### Problem to solve
The pictures get dropped, while every remaining part of the listing is copied exactly.

Start of Block

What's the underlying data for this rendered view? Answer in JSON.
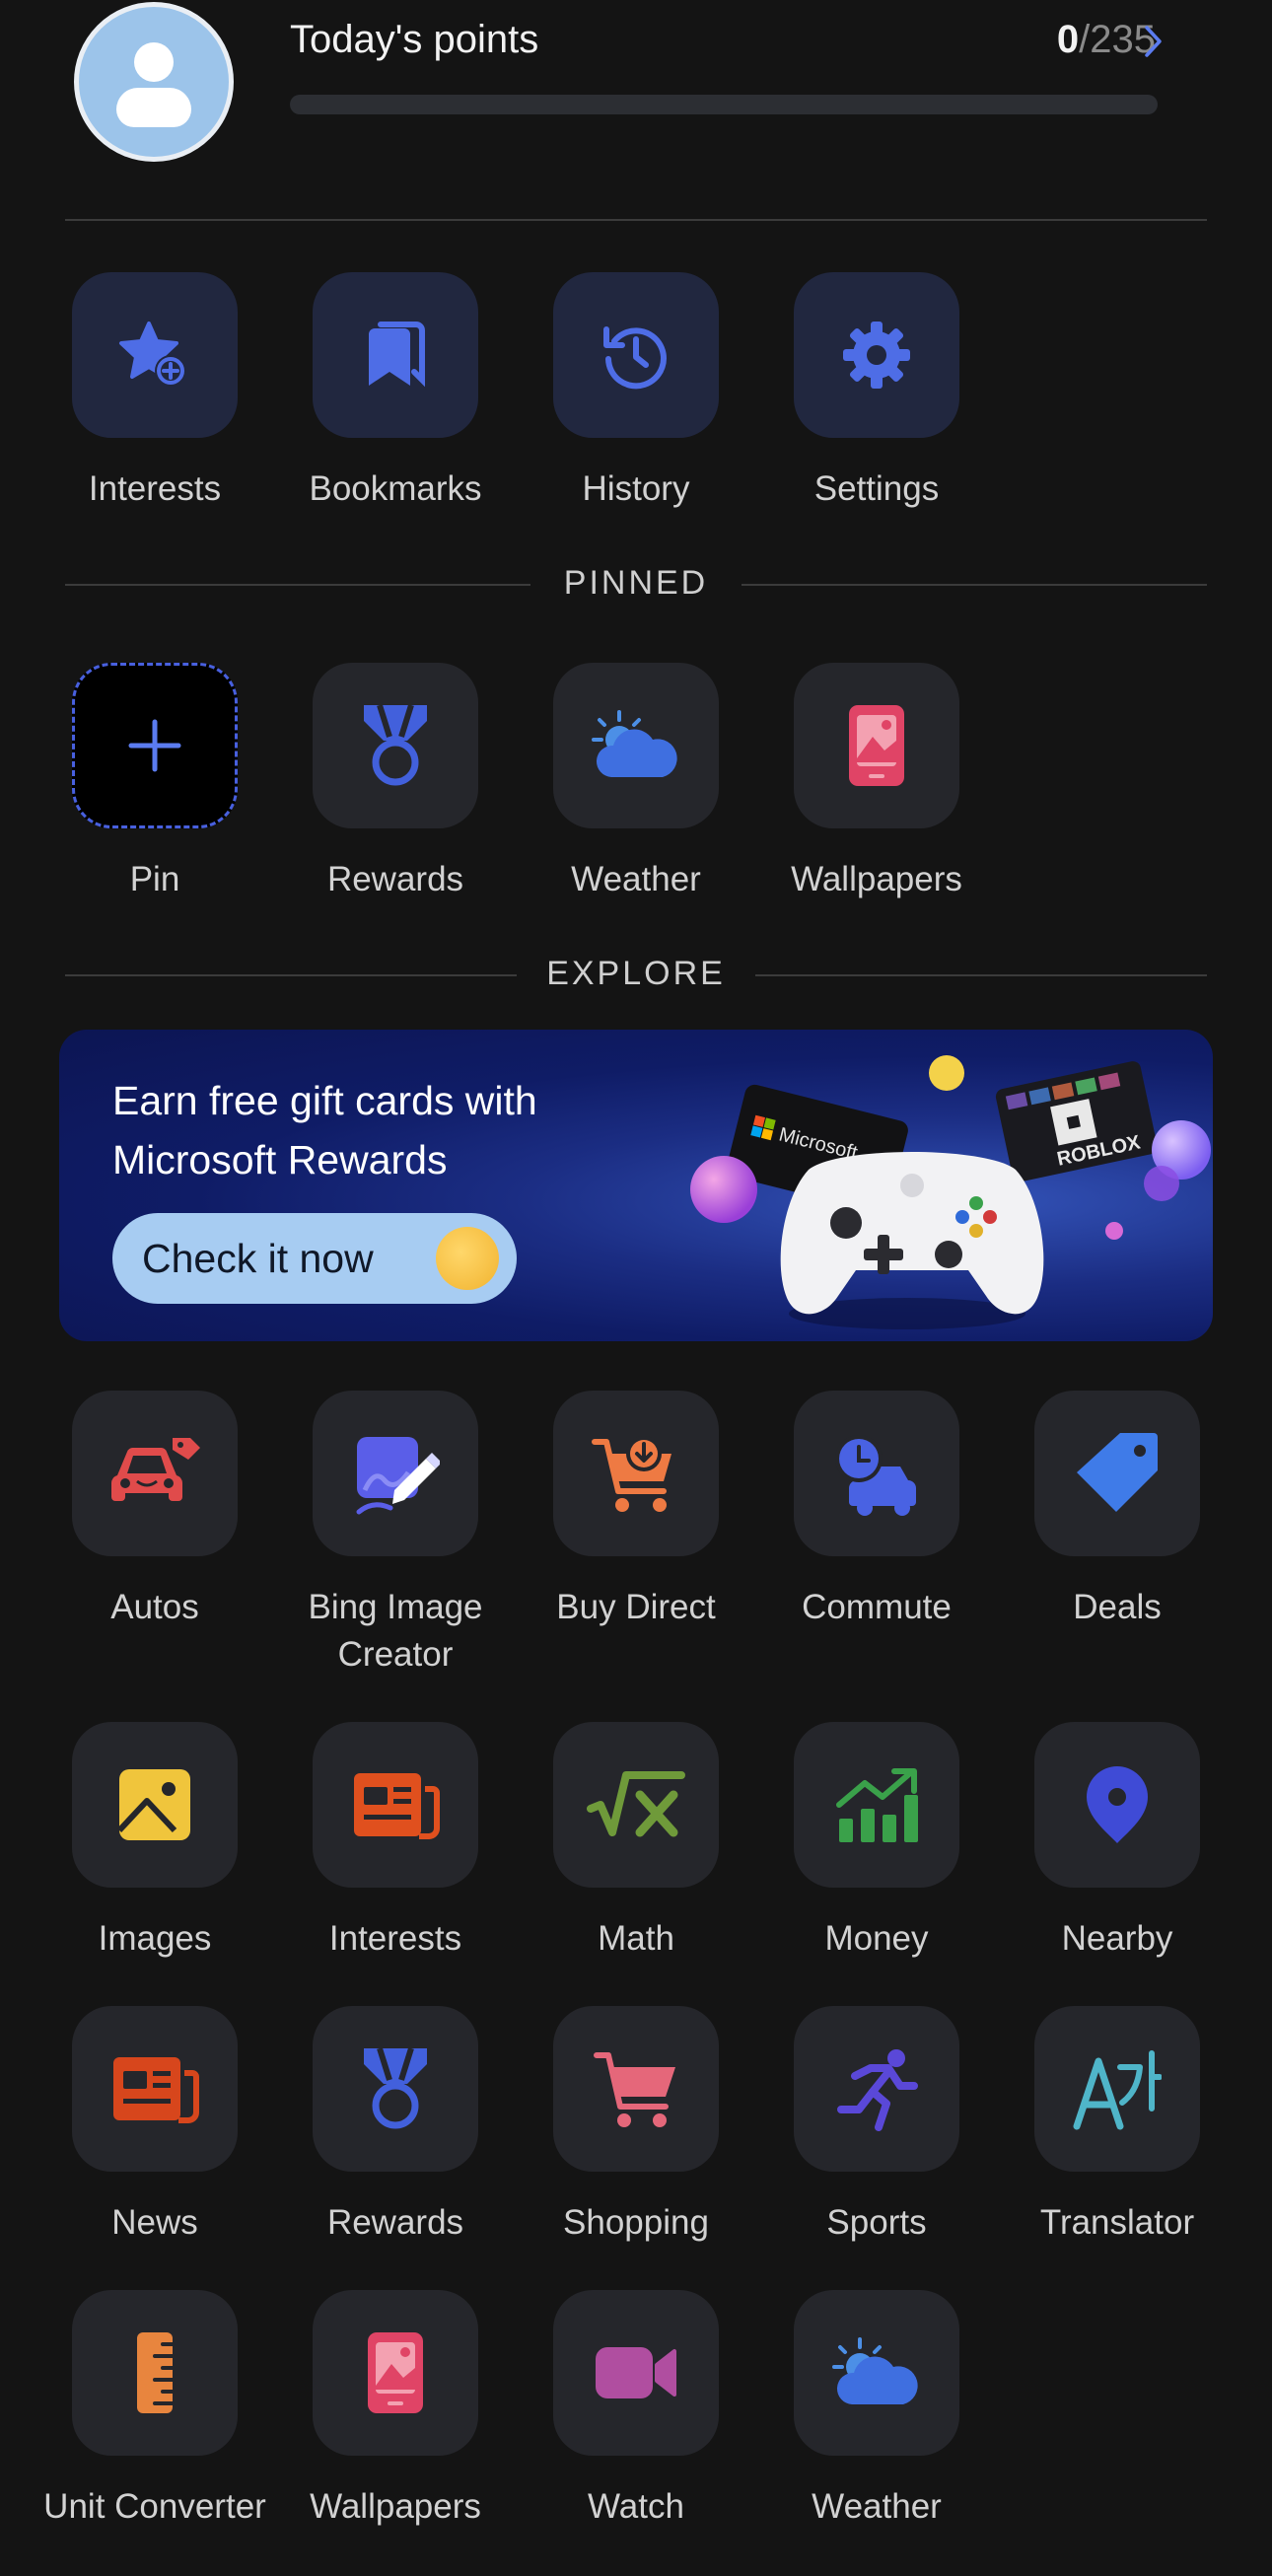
{
  "header": {
    "title": "Today's points",
    "points_current": "0",
    "points_total": "/235",
    "progress": 0
  },
  "quick_actions": [
    {
      "label": "Interests",
      "icon": "star-plus-icon"
    },
    {
      "label": "Bookmarks",
      "icon": "bookmarks-icon"
    },
    {
      "label": "History",
      "icon": "history-icon"
    },
    {
      "label": "Settings",
      "icon": "gear-icon"
    }
  ],
  "pinned": {
    "heading": "PINNED",
    "items": [
      {
        "label": "Pin",
        "icon": "plus-icon"
      },
      {
        "label": "Rewards",
        "icon": "medal-icon"
      },
      {
        "label": "Weather",
        "icon": "weather-icon"
      },
      {
        "label": "Wallpapers",
        "icon": "wallpaper-icon"
      }
    ]
  },
  "explore": {
    "heading": "EXPLORE",
    "banner": {
      "title": "Earn free gift cards with Microsoft Rewards",
      "button": "Check it now",
      "card_brand": "Microsoft",
      "card_brand_2": "ROBLOX"
    },
    "items": [
      {
        "label": "Autos",
        "icon": "car-icon"
      },
      {
        "label": "Bing Image Creator",
        "icon": "image-creator-icon"
      },
      {
        "label": "Buy Direct",
        "icon": "cart-download-icon"
      },
      {
        "label": "Commute",
        "icon": "commute-icon"
      },
      {
        "label": "Deals",
        "icon": "tag-icon"
      },
      {
        "label": "Images",
        "icon": "picture-icon"
      },
      {
        "label": "Interests",
        "icon": "newspaper-icon"
      },
      {
        "label": "Math",
        "icon": "square-root-icon"
      },
      {
        "label": "Money",
        "icon": "chart-up-icon"
      },
      {
        "label": "Nearby",
        "icon": "location-pin-icon"
      },
      {
        "label": "News",
        "icon": "news-icon"
      },
      {
        "label": "Rewards",
        "icon": "medal-icon"
      },
      {
        "label": "Shopping",
        "icon": "shopping-cart-icon"
      },
      {
        "label": "Sports",
        "icon": "running-icon"
      },
      {
        "label": "Translator",
        "icon": "translator-icon"
      },
      {
        "label": "Unit Converter",
        "icon": "ruler-icon"
      },
      {
        "label": "Wallpapers",
        "icon": "wallpaper-icon"
      },
      {
        "label": "Watch",
        "icon": "video-camera-icon"
      },
      {
        "label": "Weather",
        "icon": "weather-icon"
      }
    ]
  },
  "colors": {
    "background": "#141414",
    "tile": "#25262b",
    "accent": "#4b6be8"
  }
}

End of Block

### Finished exercise
What's the underlying data for this rendered view? Answer in JSON.
{
  "header": {
    "title": "Today's points",
    "points_current": "0",
    "points_total": "/235",
    "progress": 0
  },
  "quick_actions": [
    {
      "label": "Interests",
      "icon": "star-plus-icon"
    },
    {
      "label": "Bookmarks",
      "icon": "bookmarks-icon"
    },
    {
      "label": "History",
      "icon": "history-icon"
    },
    {
      "label": "Settings",
      "icon": "gear-icon"
    }
  ],
  "pinned": {
    "heading": "PINNED",
    "items": [
      {
        "label": "Pin",
        "icon": "plus-icon"
      },
      {
        "label": "Rewards",
        "icon": "medal-icon"
      },
      {
        "label": "Weather",
        "icon": "weather-icon"
      },
      {
        "label": "Wallpapers",
        "icon": "wallpaper-icon"
      }
    ]
  },
  "explore": {
    "heading": "EXPLORE",
    "banner": {
      "title": "Earn free gift cards with Microsoft Rewards",
      "button": "Check it now",
      "card_brand": "Microsoft",
      "card_brand_2": "ROBLOX"
    },
    "items": [
      {
        "label": "Autos",
        "icon": "car-icon"
      },
      {
        "label": "Bing Image Creator",
        "icon": "image-creator-icon"
      },
      {
        "label": "Buy Direct",
        "icon": "cart-download-icon"
      },
      {
        "label": "Commute",
        "icon": "commute-icon"
      },
      {
        "label": "Deals",
        "icon": "tag-icon"
      },
      {
        "label": "Images",
        "icon": "picture-icon"
      },
      {
        "label": "Interests",
        "icon": "newspaper-icon"
      },
      {
        "label": "Math",
        "icon": "square-root-icon"
      },
      {
        "label": "Money",
        "icon": "chart-up-icon"
      },
      {
        "label": "Nearby",
        "icon": "location-pin-icon"
      },
      {
        "label": "News",
        "icon": "news-icon"
      },
      {
        "label": "Rewards",
        "icon": "medal-icon"
      },
      {
        "label": "Shopping",
        "icon": "shopping-cart-icon"
      },
      {
        "label": "Sports",
        "icon": "running-icon"
      },
      {
        "label": "Translator",
        "icon": "translator-icon"
      },
      {
        "label": "Unit Converter",
        "icon": "ruler-icon"
      },
      {
        "label": "Wallpapers",
        "icon": "wallpaper-icon"
      },
      {
        "label": "Watch",
        "icon": "video-camera-icon"
      },
      {
        "label": "Weather",
        "icon": "weather-icon"
      }
    ]
  },
  "colors": {
    "background": "#141414",
    "tile": "#25262b",
    "accent": "#4b6be8"
  }
}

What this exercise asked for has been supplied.